At this point in my life, I started looking at the computer from its tool perspective rather than its game-creation angle. For one thing, I was doing a lot of DMing for my StarWars universe (hosting at least two games a week at VPI).
Here, the computer came in very handy. First off, back then there was very little home word processing – for college papers, I’d hand-write them and then take them to a secretary pool to get them typed up. For games, all the tables that people needed turned into over-Xeroxed messes covered with hit-point notes and pizza stains. Suddenly, with the word processing cartridge in my Atari, I could actually type in these charts and print out a bunch for my players! Revolutionary!
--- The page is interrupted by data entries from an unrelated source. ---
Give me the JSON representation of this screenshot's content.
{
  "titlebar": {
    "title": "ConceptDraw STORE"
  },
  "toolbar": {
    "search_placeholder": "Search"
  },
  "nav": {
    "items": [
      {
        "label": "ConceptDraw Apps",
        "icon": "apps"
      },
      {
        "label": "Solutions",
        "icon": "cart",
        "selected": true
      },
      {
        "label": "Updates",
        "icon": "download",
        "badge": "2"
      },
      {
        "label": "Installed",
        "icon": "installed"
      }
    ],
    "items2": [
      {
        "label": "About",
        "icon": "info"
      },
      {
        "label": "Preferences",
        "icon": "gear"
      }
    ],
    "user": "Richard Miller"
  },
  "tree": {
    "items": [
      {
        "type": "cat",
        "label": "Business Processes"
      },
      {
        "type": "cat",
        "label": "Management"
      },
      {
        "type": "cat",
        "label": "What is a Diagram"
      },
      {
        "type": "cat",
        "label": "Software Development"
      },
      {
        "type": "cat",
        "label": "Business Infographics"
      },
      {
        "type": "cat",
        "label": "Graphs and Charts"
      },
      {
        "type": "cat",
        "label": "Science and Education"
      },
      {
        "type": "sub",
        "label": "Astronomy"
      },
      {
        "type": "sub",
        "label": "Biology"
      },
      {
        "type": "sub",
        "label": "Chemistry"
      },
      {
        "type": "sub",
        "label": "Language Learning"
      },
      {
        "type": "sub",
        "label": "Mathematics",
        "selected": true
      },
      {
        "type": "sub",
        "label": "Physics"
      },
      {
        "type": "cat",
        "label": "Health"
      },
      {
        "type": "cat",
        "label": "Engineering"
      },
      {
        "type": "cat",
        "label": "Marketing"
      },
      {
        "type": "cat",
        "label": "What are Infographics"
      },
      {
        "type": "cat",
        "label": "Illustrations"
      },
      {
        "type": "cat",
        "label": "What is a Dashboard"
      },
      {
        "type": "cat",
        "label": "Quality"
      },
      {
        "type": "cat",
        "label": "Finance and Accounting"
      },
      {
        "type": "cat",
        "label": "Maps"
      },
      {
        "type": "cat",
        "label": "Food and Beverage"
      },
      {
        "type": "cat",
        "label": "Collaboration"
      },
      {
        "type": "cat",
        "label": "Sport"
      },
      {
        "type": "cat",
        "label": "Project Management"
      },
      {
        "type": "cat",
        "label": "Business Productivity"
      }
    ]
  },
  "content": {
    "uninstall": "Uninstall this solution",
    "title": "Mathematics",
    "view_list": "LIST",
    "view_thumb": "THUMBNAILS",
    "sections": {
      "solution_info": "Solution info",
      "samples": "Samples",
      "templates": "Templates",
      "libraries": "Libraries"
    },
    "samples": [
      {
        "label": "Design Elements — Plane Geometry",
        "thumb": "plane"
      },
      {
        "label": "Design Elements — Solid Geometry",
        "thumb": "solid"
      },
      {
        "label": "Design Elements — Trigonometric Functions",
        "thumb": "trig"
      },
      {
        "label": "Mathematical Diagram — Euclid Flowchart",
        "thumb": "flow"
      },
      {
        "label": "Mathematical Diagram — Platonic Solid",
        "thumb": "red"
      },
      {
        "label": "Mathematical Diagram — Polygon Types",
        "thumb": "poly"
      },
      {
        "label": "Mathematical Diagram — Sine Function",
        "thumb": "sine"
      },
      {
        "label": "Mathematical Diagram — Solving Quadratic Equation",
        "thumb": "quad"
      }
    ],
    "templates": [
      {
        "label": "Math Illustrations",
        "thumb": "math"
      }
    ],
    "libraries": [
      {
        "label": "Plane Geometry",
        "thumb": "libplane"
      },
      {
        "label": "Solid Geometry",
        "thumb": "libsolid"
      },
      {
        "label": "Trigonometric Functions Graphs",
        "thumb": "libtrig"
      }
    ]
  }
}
Also, more importantly, I wrote a program to handle a lot of the heavy table-trashing that combat took up. Now, when resolving roleplaying combat, I could run down a form (while off-handedly describing the action) and tell people what they needed to roll to hit (call it legacy, but the players still wanted to roll their own dice to hit – having the computer do it nearly raised a revolt!). And, in tuning the gameplay, I actually remembering writing a program to shoot 10,000 stormtroopers 10,000 times to get the percentages of deaths, knockouts and still-standings. It took the Atari about a minute to clump through the run.
There were other play aids developed. Besides the Role Playing game Top Secret, I also coding it the laborious combat tables for Maatac, the futuristic tank-to-tank miniature game. Now, instead of looking up every weapon system, one at a time, for each tank’s barrage, the player would just call out “Two heavies, range twenty one, armor C” to the person manning the keyboard. Somehow, using a computer to resolve a simulated computer’s combat efforts seemed more nature than our early attempts to fully automate StarWars. Nobody protested.
It was truly a labor-saving device.